We’ve heard the term “junk fishing” a lot this week — and for good reason. Fall tournaments rarely see anglers fare well with a single bait and a single spot. The fish are on the move, they’re not often bunched up and their feeding preferences are all over the map.

That said, anglers can narrow the search by closely monitoring conditions and environmental elements to — hopefully — assemble some degree of consistency. Day-2 leader John Soukup has done this better than anyone so far, as his two day total of 34 pounds, 11 ounces shows.

He’s fishing a variety of habitat features, including bluffs, flat banks and docks. He’s keeping his Garmin LiveScope on all day and he’s noted that watching the bait activity — flickering at the surface or suspending deep — has offered reliable clues.

“You can’t repeat (the optimal scenario) just anywhere,” Soukup said. “I think there are some certain locations; between water color, bait and depth, those are the keys. Current is also very important; if the current will hit a spot right, the fish will absolutely get on those spots.”

Soukup noted that he’s seeing plenty of fish on LiveScope, but not all are ready to play.

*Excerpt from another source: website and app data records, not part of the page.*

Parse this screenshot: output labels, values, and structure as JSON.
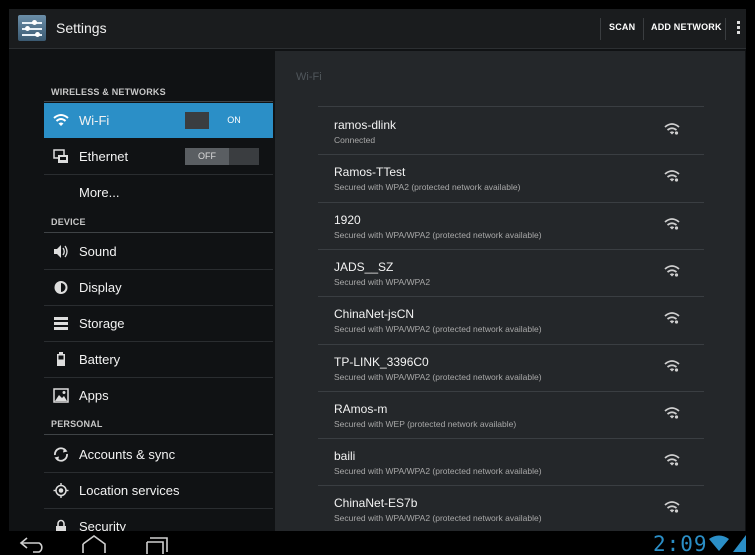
{
  "header": {
    "title": "Settings",
    "scan_label": "SCAN",
    "add_network_label": "ADD NETWORK",
    "app_icon": "settings-sliders-icon",
    "overflow_icon": "overflow-menu-icon"
  },
  "sidebar": {
    "sections": {
      "wireless": "WIRELESS & NETWORKS",
      "device": "DEVICE",
      "personal": "PERSONAL"
    },
    "wifi": {
      "label": "Wi-Fi",
      "toggle": "ON",
      "icon": "wifi-icon"
    },
    "ethernet": {
      "label": "Ethernet",
      "toggle": "OFF",
      "icon": "ethernet-icon"
    },
    "more": {
      "label": "More..."
    },
    "sound": {
      "label": "Sound",
      "icon": "speaker-icon"
    },
    "display": {
      "label": "Display",
      "icon": "brightness-icon"
    },
    "storage": {
      "label": "Storage",
      "icon": "storage-icon"
    },
    "battery": {
      "label": "Battery",
      "icon": "battery-icon"
    },
    "apps": {
      "label": "Apps",
      "icon": "apps-icon"
    },
    "accounts": {
      "label": "Accounts & sync",
      "icon": "sync-icon"
    },
    "location": {
      "label": "Location services",
      "icon": "location-icon"
    },
    "security": {
      "label": "Security",
      "icon": "lock-icon"
    }
  },
  "wifi_panel": {
    "title": "Wi-Fi",
    "networks": [
      {
        "name": "ramos-dlink",
        "status": "Connected"
      },
      {
        "name": "Ramos-TTest",
        "status": "Secured with WPA2 (protected network available)"
      },
      {
        "name": "1920",
        "status": "Secured with WPA/WPA2 (protected network available)"
      },
      {
        "name": "JADS__SZ",
        "status": "Secured with WPA/WPA2"
      },
      {
        "name": "ChinaNet-jsCN",
        "status": "Secured with WPA/WPA2 (protected network available)"
      },
      {
        "name": "TP-LINK_3396C0",
        "status": "Secured with WPA/WPA2 (protected network available)"
      },
      {
        "name": "RAmos-m",
        "status": "Secured with WEP (protected network available)"
      },
      {
        "name": "baili",
        "status": "Secured with WPA/WPA2 (protected network available)"
      },
      {
        "name": "ChinaNet-ES7b",
        "status": "Secured with WPA/WPA2 (protected network available)"
      }
    ]
  },
  "navbar": {
    "clock": "2:09",
    "back_icon": "back-icon",
    "home_icon": "home-icon",
    "recents_icon": "recents-icon"
  },
  "colors": {
    "accent": "#2b8fc7",
    "background": "#101214",
    "panel": "#24272a"
  }
}
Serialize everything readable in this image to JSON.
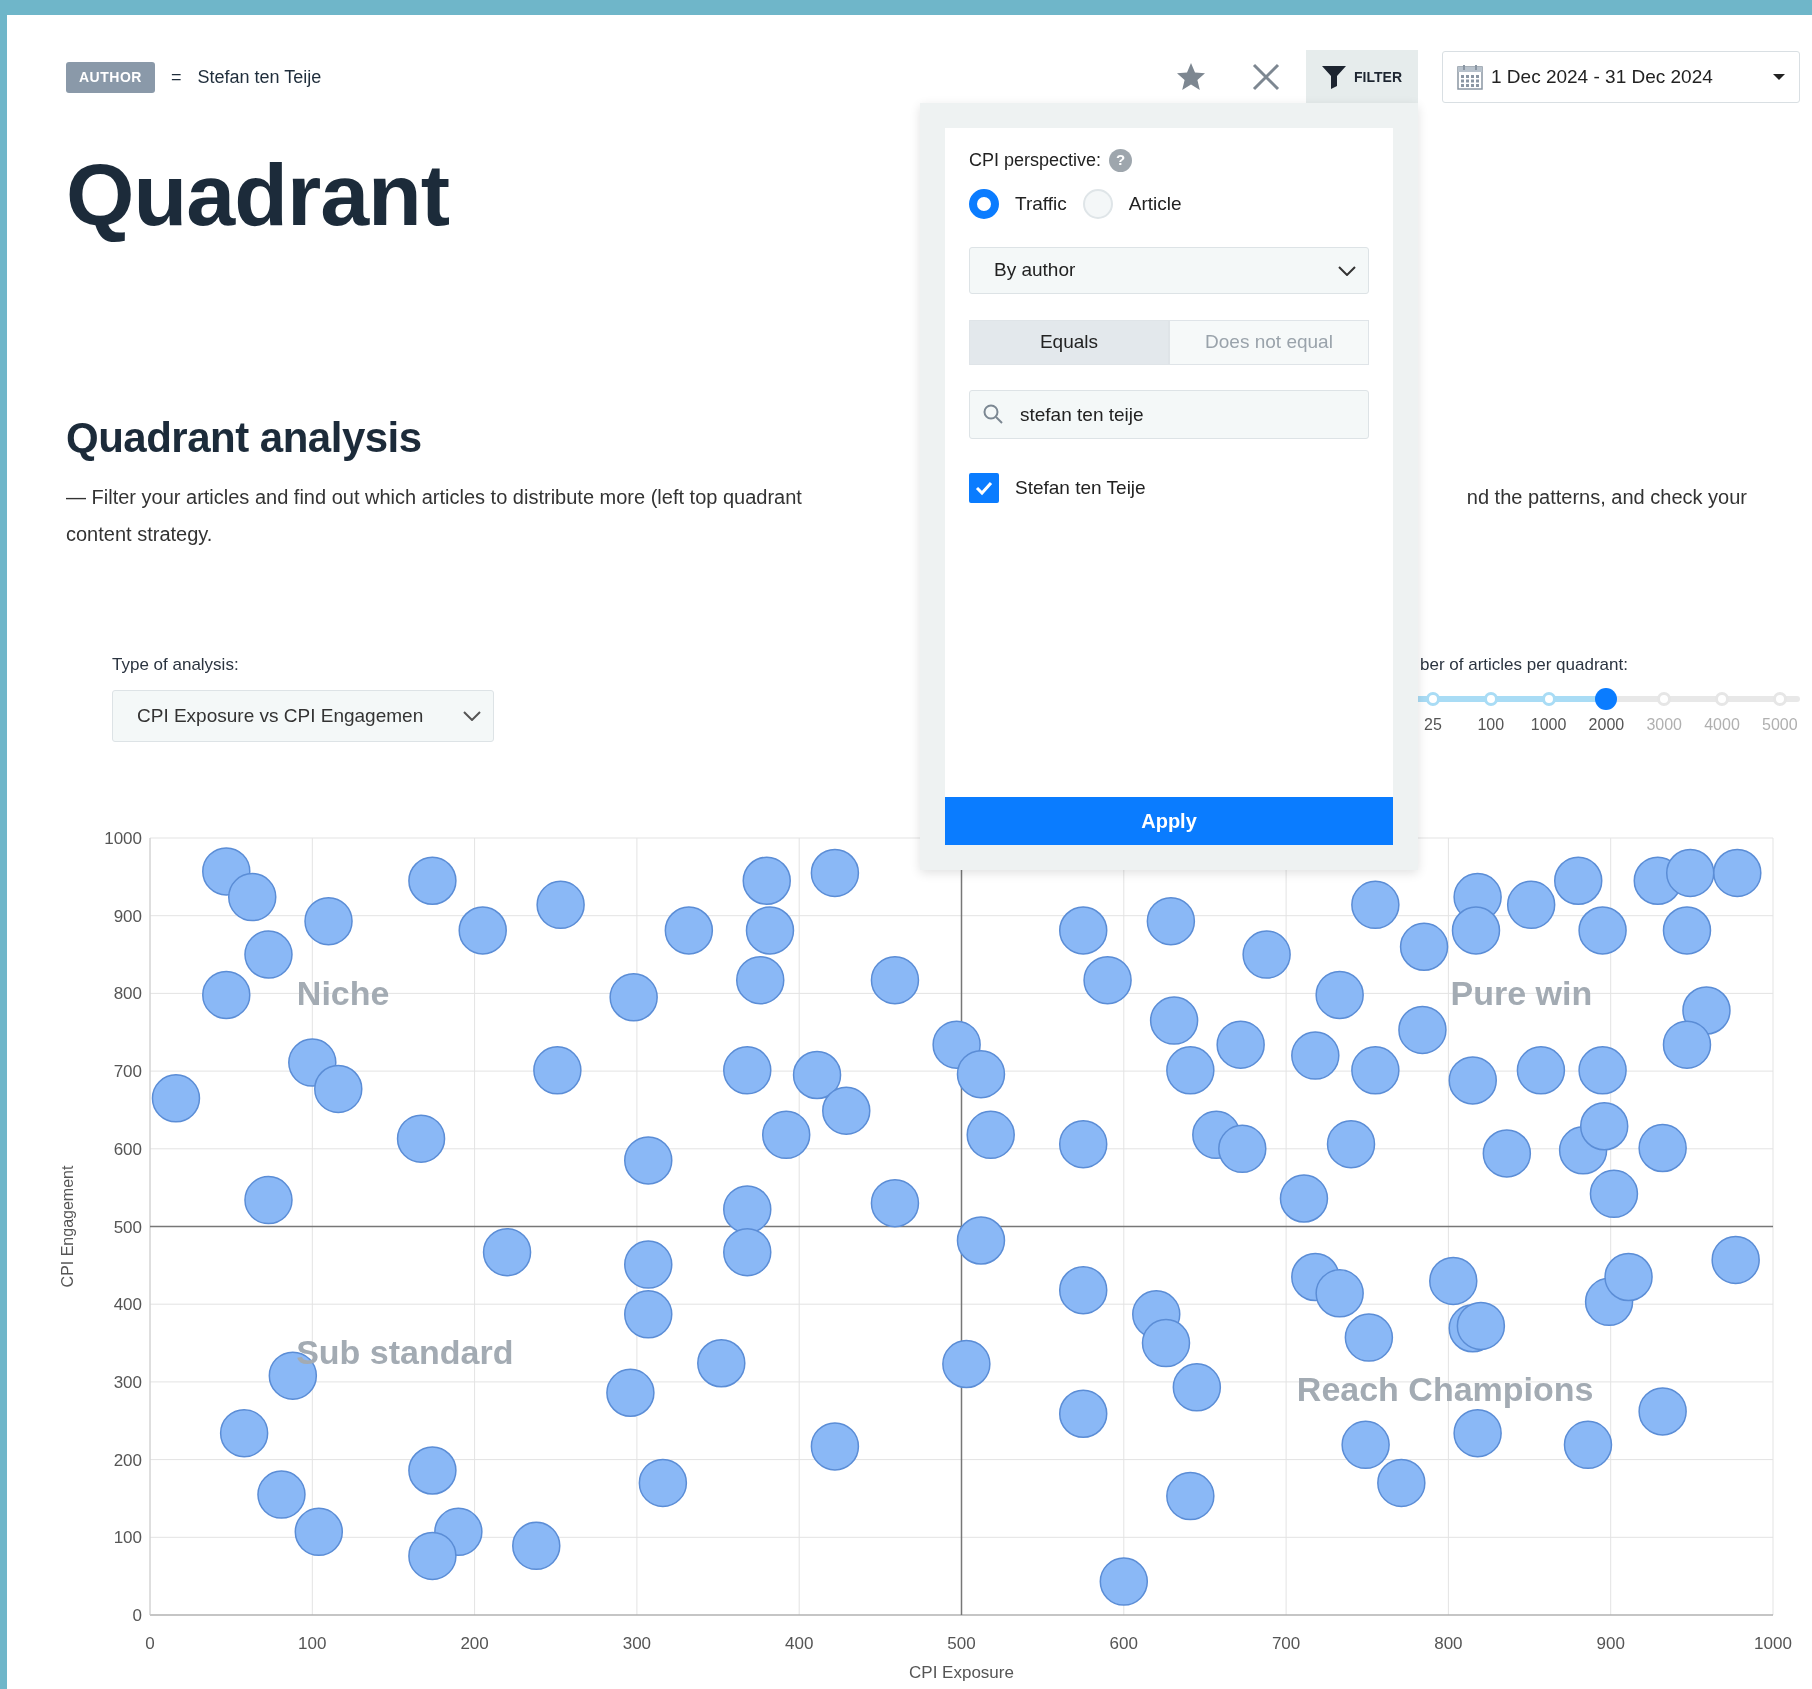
{
  "filter_chip": {
    "label": "AUTHOR",
    "operator": "=",
    "value": "Stefan ten Teije"
  },
  "toolbar": {
    "filter_button": {
      "label": "FILTER",
      "selected": true
    },
    "date_range": "1 Dec 2024 - 31 Dec 2024"
  },
  "title": "Quadrant",
  "section": {
    "heading": "Quadrant analysis",
    "description_parts": [
      "— Filter your articles and find out which articles to distribute more (left top quadrant",
      "nd the patterns, and check your",
      "content strategy."
    ]
  },
  "analysis_type": {
    "label": "Type of analysis:",
    "value": "CPI Exposure vs CPI Engagemen"
  },
  "articles_per_quadrant": {
    "label": "ber of articles per quadrant:",
    "ticks": [
      "25",
      "100",
      "1000",
      "2000",
      "3000",
      "4000",
      "5000"
    ],
    "level": 0.5
  },
  "filter_panel": {
    "perspective_label": "CPI perspective:",
    "help": "?",
    "perspective_options": [
      {
        "label": "Traffic",
        "selected": true
      },
      {
        "label": "Article",
        "selected": false
      }
    ],
    "dimension": "By author",
    "match_modes": [
      {
        "label": "Equals",
        "selected": true
      },
      {
        "label": "Does not equal",
        "selected": false
      }
    ],
    "search": {
      "value": "stefan ten teije"
    },
    "results": [
      {
        "label": "Stefan ten Teije",
        "checked": true
      }
    ],
    "apply": "Apply"
  },
  "chart": {
    "chart_data": {
      "type": "scatter",
      "xlabel": "CPI Exposure",
      "ylabel": "CPI Engagement",
      "xlim": [
        0,
        1000
      ],
      "ylim": [
        0,
        1000
      ],
      "xticks": [
        0,
        100,
        200,
        300,
        400,
        500,
        600,
        700,
        800,
        900,
        1000
      ],
      "yticks": [
        0,
        100,
        200,
        300,
        400,
        500,
        600,
        700,
        800,
        900,
        1000
      ],
      "x": [
        47,
        63,
        73,
        47,
        110,
        174,
        205,
        253,
        100,
        116,
        16,
        167,
        73,
        251,
        298,
        332,
        380,
        382,
        376,
        422,
        459,
        368,
        411,
        429,
        392,
        307,
        368,
        459,
        220,
        368,
        307,
        307,
        352,
        296,
        88,
        58,
        81,
        104,
        174,
        190,
        174,
        238,
        316,
        422,
        497,
        512,
        518,
        512,
        575,
        590,
        629,
        688,
        631,
        641,
        672,
        575,
        657,
        673,
        711,
        718,
        733,
        755,
        785,
        755,
        740,
        784,
        818,
        817,
        815,
        851,
        880,
        895,
        857,
        895,
        836,
        883,
        896,
        902,
        932,
        929,
        949,
        978,
        947,
        959,
        947,
        503,
        575,
        620,
        626,
        645,
        575,
        641,
        600,
        718,
        733,
        751,
        803,
        815,
        820,
        749,
        771,
        818,
        886,
        932,
        899,
        911,
        977
      ],
      "series": [
        {
          "color": "#8ab8f6",
          "values": [
            957,
            924,
            850,
            798,
            893,
            945,
            881,
            914,
            711,
            677,
            665,
            613,
            534,
            701,
            795,
            881,
            945,
            881,
            817,
            955,
            817,
            701,
            695,
            649,
            618,
            585,
            522,
            530,
            467,
            467,
            451,
            387,
            324,
            286,
            308,
            234,
            155,
            107,
            186,
            107,
            76,
            89,
            170,
            217,
            734,
            696,
            618,
            482,
            881,
            817,
            893,
            850,
            765,
            701,
            734,
            606,
            618,
            600,
            536,
            720,
            798,
            914,
            860,
            701,
            606,
            753,
            924,
            881,
            688,
            914,
            945,
            881,
            701,
            701,
            594,
            598,
            629,
            542,
            601,
            945,
            955,
            955,
            881,
            778,
            734,
            323,
            418,
            387,
            350,
            293,
            259,
            153,
            43,
            435,
            414,
            357,
            430,
            369,
            372,
            219,
            170,
            234,
            219,
            262,
            403,
            435,
            457
          ]
        }
      ],
      "grid": true,
      "annotations": [
        "Niche",
        "Pure win",
        "Sub standard",
        "Reach Champions"
      ]
    }
  }
}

As he explained, it’s that right combination of factors that flips the light switch.

“You see fish everywhere, but a thousand of them don’t want to bite and then that one wants to,” Soukup said. “You just have to keep moving. Instead of trying to make one bite, you have to go find one that’s ready to bite.”

Sometimes it’s a definable calculation, other times it’s a gut feeling. A longer, more in-depth analysis might discernible details, but in the heat of the moment, when the clock is ticking, anglers like Soukup have fared well by fishing something simply because it looked right.

Call it instinct, or fishing off your gut; the mind often calculates faster than we can consciously explain. Soukup found just such a scenario in the final hour of Day 2.

“I ignored it for about an hour and when I decided to change, first cast it was boom, boom, boom,” Soukup said. “I did that on Day 1 too; I made a couple of decisions that (allowed me to catch several fish) in an hour and a half.

“If you get tuned in for a second, you can do really well. But if you get in that rut where you’re doing the same thing over and over, you’re doing something wrong.”

In second place, Louisiana’s Nick LeBrun trails Soukup by 1-12, so he’s well within striking distance. LeBrun dialed in a particular pattern involving a specific reaction bait presentation that has proven replicable when he encounters the right scenario. That challenge, he said, is staying sharp during the lulls.

“The two biggest bites I had (on Day 2), I was on point, holding my breath, anticipating the bite,” LeBrun said. “It’s always good to get that bite, but it’s so tough out here, you fish hundreds of casts like that and you’re on the edge of your seat the whole time.

“When you’re only getting a handful of bites a day, it wears you out mentally.”